Each entry is to be given again exactly; drop the images.

DATASET CONTENT START

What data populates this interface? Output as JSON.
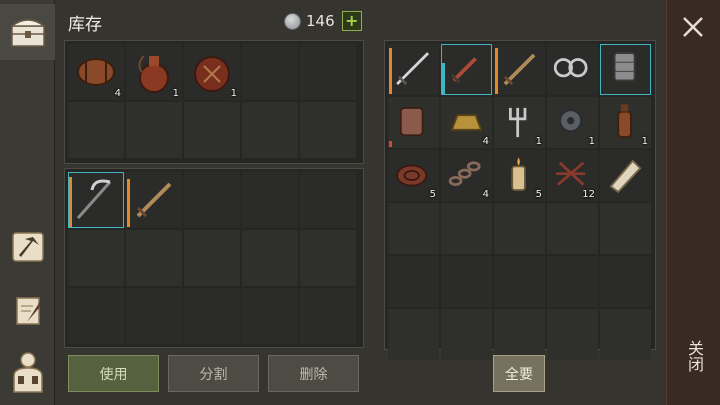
{
  "header": {
    "title": "库存",
    "currency_amount": "146",
    "plus_label": "+"
  },
  "buttons": {
    "use": "使用",
    "split": "分割",
    "delete": "删除",
    "take_all": "全要"
  },
  "close": {
    "label": "关闭"
  },
  "tabs": [
    {
      "name": "inventory-chest-icon",
      "active": true
    },
    {
      "name": "crafting-hammer-icon",
      "active": false
    },
    {
      "name": "scroll-quill-icon",
      "active": false
    },
    {
      "name": "character-equipment-icon",
      "active": false
    }
  ],
  "backpack_top": [
    {
      "item": "barrel",
      "count": "4"
    },
    {
      "item": "gourd-flask",
      "count": "1"
    },
    {
      "item": "leather-water-bag",
      "count": "1"
    }
  ],
  "backpack_bottom": [
    {
      "item": "scythe",
      "count": ""
    },
    {
      "item": "wooden-sword",
      "count": ""
    }
  ],
  "container": [
    {
      "item": "iron-sword",
      "count": ""
    },
    {
      "item": "red-dagger",
      "count": ""
    },
    {
      "item": "wooden-sword",
      "count": ""
    },
    {
      "item": "iron-shackles",
      "count": ""
    },
    {
      "item": "armor-gauntlet",
      "count": ""
    },
    {
      "item": "leather-armor",
      "count": ""
    },
    {
      "item": "gold-ingot",
      "count": "4"
    },
    {
      "item": "pitchfork-head",
      "count": "1"
    },
    {
      "item": "gear-parts",
      "count": "1"
    },
    {
      "item": "bottle",
      "count": "1"
    },
    {
      "item": "leather-roll",
      "count": "5"
    },
    {
      "item": "chain",
      "count": "4"
    },
    {
      "item": "candle",
      "count": "5"
    },
    {
      "item": "twine-bundle",
      "count": "12"
    },
    {
      "item": "cloth-scroll",
      "count": ""
    }
  ],
  "colors": {
    "selection": "#3fb7c2",
    "plus_green": "#a9d14a",
    "durability_orange": "#e08a2c",
    "durability_red": "#d44a3c"
  }
}
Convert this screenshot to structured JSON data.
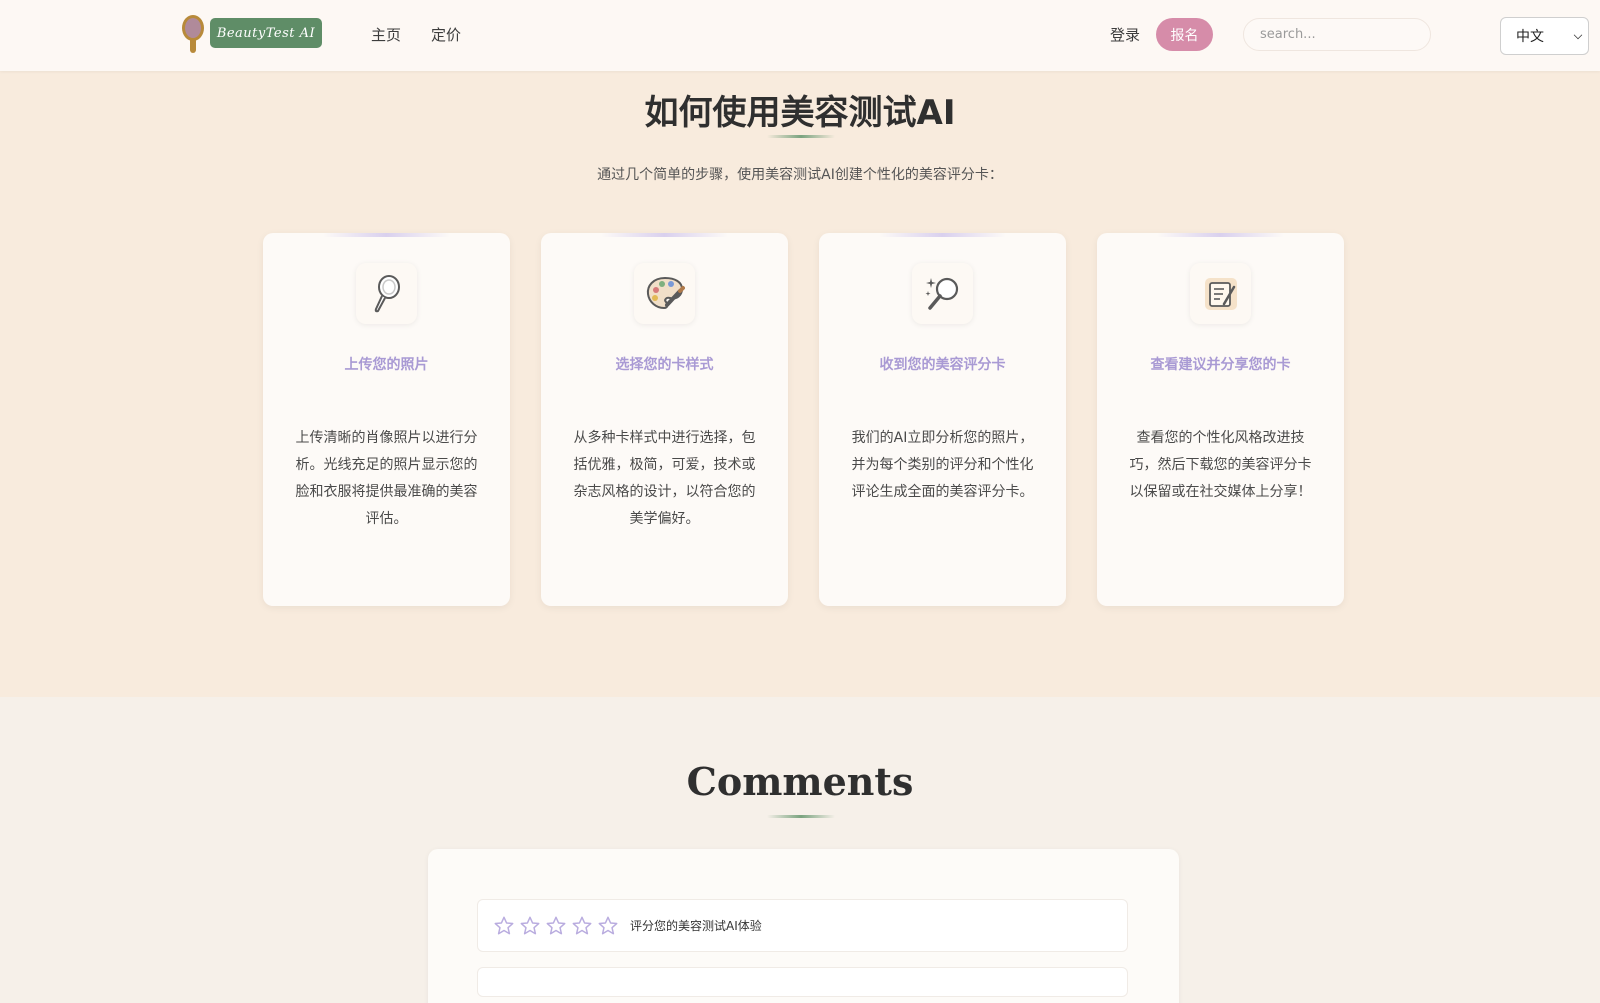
{
  "header": {
    "logo_text": "BeautyTest AI",
    "nav": [
      "主页",
      "定价"
    ],
    "login": "登录",
    "signup": "报名",
    "search_placeholder": "search...",
    "language": "中文"
  },
  "howto": {
    "title": "如何使用美容测试AI",
    "subtitle": "通过几个简单的步骤，使用美容测试AI创建个性化的美容评分卡：",
    "steps": [
      {
        "icon": "hand-mirror-icon",
        "title": "上传您的照片",
        "desc": "上传清晰的肖像照片以进行分析。光线充足的照片显示您的脸和衣服将提供最准确的美容评估。"
      },
      {
        "icon": "palette-icon",
        "title": "选择您的卡样式",
        "desc": "从多种卡样式中进行选择，包括优雅，极简，可爱，技术或杂志风格的设计，以符合您的美学偏好。"
      },
      {
        "icon": "magnifier-sparkle-icon",
        "title": "收到您的美容评分卡",
        "desc": "我们的AI立即分析您的照片，并为每个类别的评分和个性化评论生成全面的美容评分卡。"
      },
      {
        "icon": "notepad-icon",
        "title": "查看建议并分享您的卡",
        "desc": "查看您的个性化风格改进技巧，然后下载您的美容评分卡以保留或在社交媒体上分享！"
      }
    ]
  },
  "comments": {
    "title": "Comments",
    "rating_label": "评分您的美容测试AI体验",
    "rating_value": 0,
    "rating_max": 5,
    "star_color": "#b9acdf"
  }
}
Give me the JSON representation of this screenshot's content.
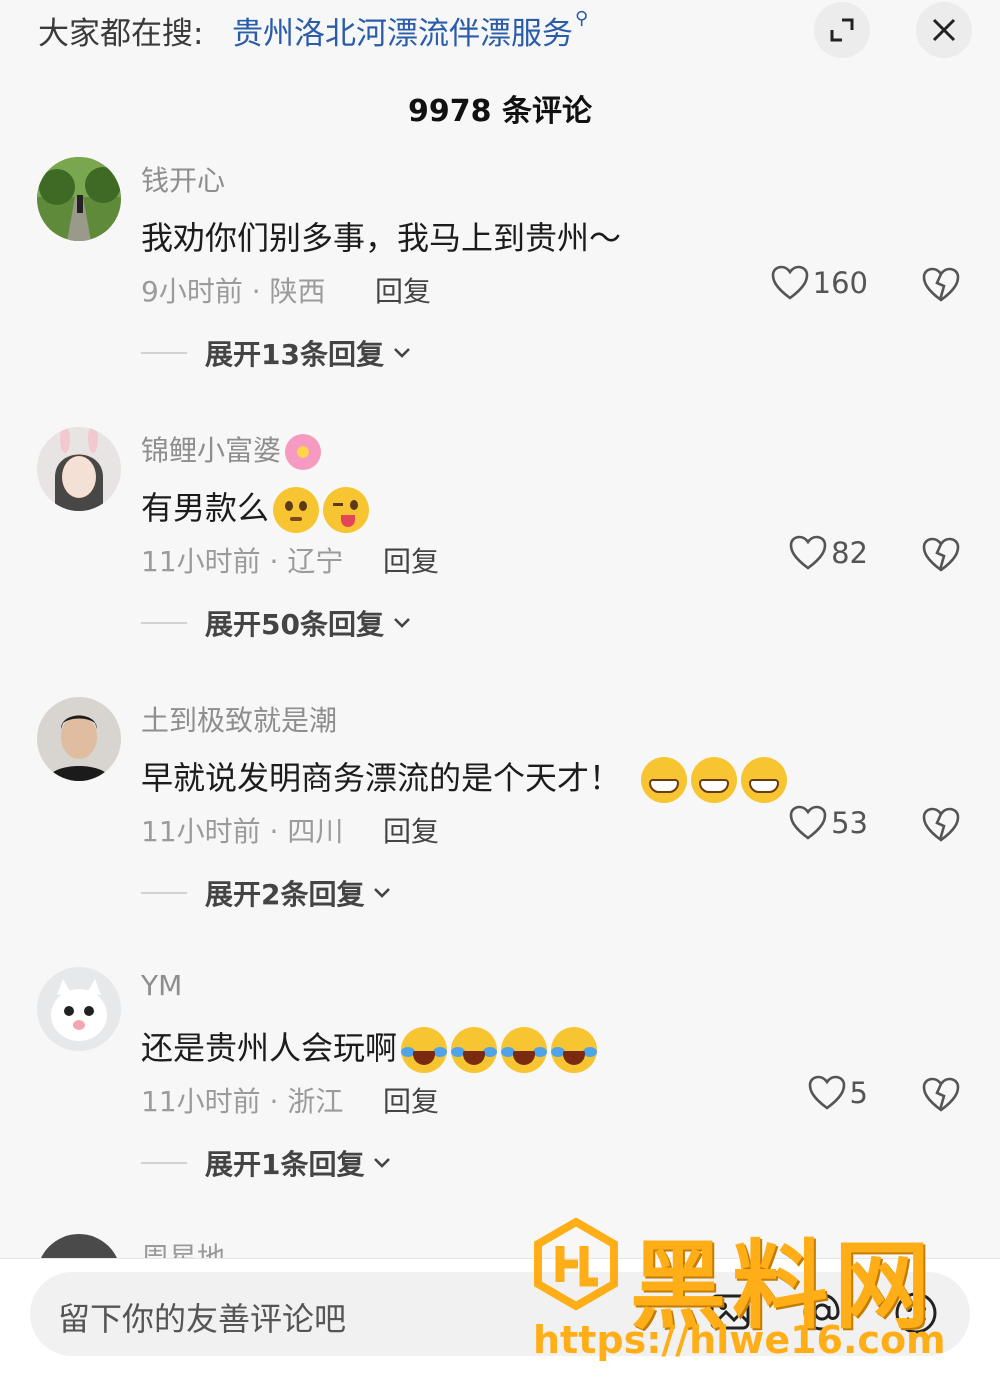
{
  "header": {
    "search_prefix": "大家都在搜:",
    "search_query": "贵州洛北河漂流伴漂服务",
    "comment_count": "9978 条评论"
  },
  "comments": [
    {
      "username": "钱开心",
      "text": "我劝你们别多事，我马上到贵州～",
      "meta": "9小时前 · 陕西",
      "reply_label": "回复",
      "likes": "160",
      "expand_label": "展开13条回复"
    },
    {
      "username": "锦鲤小富婆",
      "text": "有男款么",
      "meta": "11小时前 · 辽宁",
      "reply_label": "回复",
      "likes": "82",
      "expand_label": "展开50条回复"
    },
    {
      "username": "土到极致就是潮",
      "text": "早就说发明商务漂流的是个天才！",
      "meta": "11小时前 · 四川",
      "reply_label": "回复",
      "likes": "53",
      "expand_label": "展开2条回复"
    },
    {
      "username": "YM",
      "text": "还是贵州人会玩啊",
      "meta": "11小时前 · 浙江",
      "reply_label": "回复",
      "likes": "5",
      "expand_label": "展开1条回复"
    }
  ],
  "partial_comment": {
    "username": "周星地"
  },
  "input": {
    "placeholder": "留下你的友善评论吧"
  },
  "watermark": {
    "text": "黑料网",
    "url": "https://hlwe16.com"
  },
  "colors": {
    "search_link": "#2a5caa",
    "watermark": "#ffae17",
    "background": "#f7f7f7"
  }
}
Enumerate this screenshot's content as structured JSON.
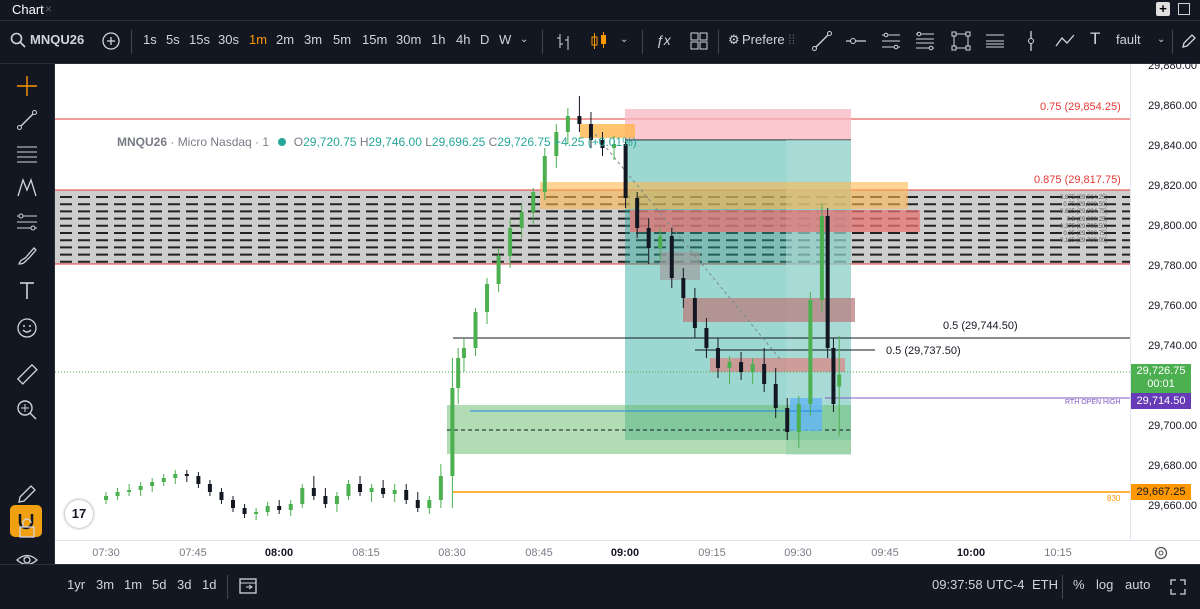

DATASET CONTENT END

- [EXERCISE RESULT]
What data populates this interface? Output as JSON.
{
  "header": {
    "title": "库存",
    "currency_amount": "146",
    "plus_label": "+"
  },
  "buttons": {
    "use": "使用",
    "split": "分割",
    "delete": "删除",
    "take_all": "全要"
  },
  "close": {
    "label": "关闭"
  },
  "tabs": [
    {
      "name": "inventory-chest-icon",
      "active": true
    },
    {
      "name": "crafting-hammer-icon",
      "active": false
    },
    {
      "name": "scroll-quill-icon",
      "active": false
    },
    {
      "name": "character-equipment-icon",
      "active": false
    }
  ],
  "backpack_top": [
    {
      "item": "barrel",
      "count": "4"
    },
    {
      "item": "gourd-flask",
      "count": "1"
    },
    {
      "item": "leather-water-bag",
      "count": "1"
    }
  ],
  "backpack_bottom": [
    {
      "item": "scythe",
      "count": ""
    },
    {
      "item": "wooden-sword",
      "count": ""
    }
  ],
  "container": [
    {
      "item": "iron-sword",
      "count": ""
    },
    {
      "item": "red-dagger",
      "count": ""
    },
    {
      "item": "wooden-sword",
      "count": ""
    },
    {
      "item": "iron-shackles",
      "count": ""
    },
    {
      "item": "armor-gauntlet",
      "count": ""
    },
    {
      "item": "leather-armor",
      "count": ""
    },
    {
      "item": "gold-ingot",
      "count": "4"
    },
    {
      "item": "pitchfork-head",
      "count": "1"
    },
    {
      "item": "gear-parts",
      "count": "1"
    },
    {
      "item": "bottle",
      "count": "1"
    },
    {
      "item": "leather-roll",
      "count": "5"
    },
    {
      "item": "chain",
      "count": "4"
    },
    {
      "item": "candle",
      "count": "5"
    },
    {
      "item": "twine-bundle",
      "count": "12"
    },
    {
      "item": "cloth-scroll",
      "count": ""
    }
  ],
  "colors": {
    "selection": "#3fb7c2",
    "plus_green": "#a9d14a",
    "durability_orange": "#e08a2c",
    "durability_red": "#d44a3c"
  }
}
Convert this screenshot to structured JSON data.
{
  "header": {
    "logo_text": "BeautyTest AI",
    "nav": [
      "主页",
      "定价"
    ],
    "login": "登录",
    "signup": "报名",
    "search_placeholder": "search...",
    "language": "中文"
  },
  "howto": {
    "title": "如何使用美容测试AI",
    "subtitle": "通过几个简单的步骤，使用美容测试AI创建个性化的美容评分卡：",
    "steps": [
      {
        "icon": "hand-mirror-icon",
        "title": "上传您的照片",
        "desc": "上传清晰的肖像照片以进行分析。光线充足的照片显示您的脸和衣服将提供最准确的美容评估。"
      },
      {
        "icon": "palette-icon",
        "title": "选择您的卡样式",
        "desc": "从多种卡样式中进行选择，包括优雅，极简，可爱，技术或杂志风格的设计，以符合您的美学偏好。"
      },
      {
        "icon": "magnifier-sparkle-icon",
        "title": "收到您的美容评分卡",
        "desc": "我们的AI立即分析您的照片，并为每个类别的评分和个性化评论生成全面的美容评分卡。"
      },
      {
        "icon": "notepad-icon",
        "title": "查看建议并分享您的卡",
        "desc": "查看您的个性化风格改进技巧，然后下载您的美容评分卡以保留或在社交媒体上分享！"
      }
    ]
  },
  "comments": {
    "title": "Comments",
    "rating_label": "评分您的美容测试AI体验",
    "rating_value": 0,
    "rating_max": 5,
    "star_color": "#b9acdf"
  }
}
Give me the JSON representation of this screenshot's content.
{
  "header": {
    "search_prefix": "大家都在搜:",
    "search_query": "贵州洛北河漂流伴漂服务",
    "comment_count": "9978 条评论"
  },
  "comments": [
    {
      "username": "钱开心",
      "text": "我劝你们别多事，我马上到贵州～",
      "meta": "9小时前 · 陕西",
      "reply_label": "回复",
      "likes": "160",
      "expand_label": "展开13条回复"
    },
    {
      "username": "锦鲤小富婆",
      "text": "有男款么",
      "meta": "11小时前 · 辽宁",
      "reply_label": "回复",
      "likes": "82",
      "expand_label": "展开50条回复"
    },
    {
      "username": "土到极致就是潮",
      "text": "早就说发明商务漂流的是个天才！",
      "meta": "11小时前 · 四川",
      "reply_label": "回复",
      "likes": "53",
      "expand_label": "展开2条回复"
    },
    {
      "username": "YM",
      "text": "还是贵州人会玩啊",
      "meta": "11小时前 · 浙江",
      "reply_label": "回复",
      "likes": "5",
      "expand_label": "展开1条回复"
    }
  ],
  "partial_comment": {
    "username": "周星地"
  },
  "input": {
    "placeholder": "留下你的友善评论吧"
  },
  "watermark": {
    "text": "黑料网",
    "url": "https://hlwe16.com"
  },
  "colors": {
    "search_link": "#2a5caa",
    "watermark": "#ffae17",
    "background": "#f7f7f7"
  }
}
Enumerate this screenshot's content as structured JSON.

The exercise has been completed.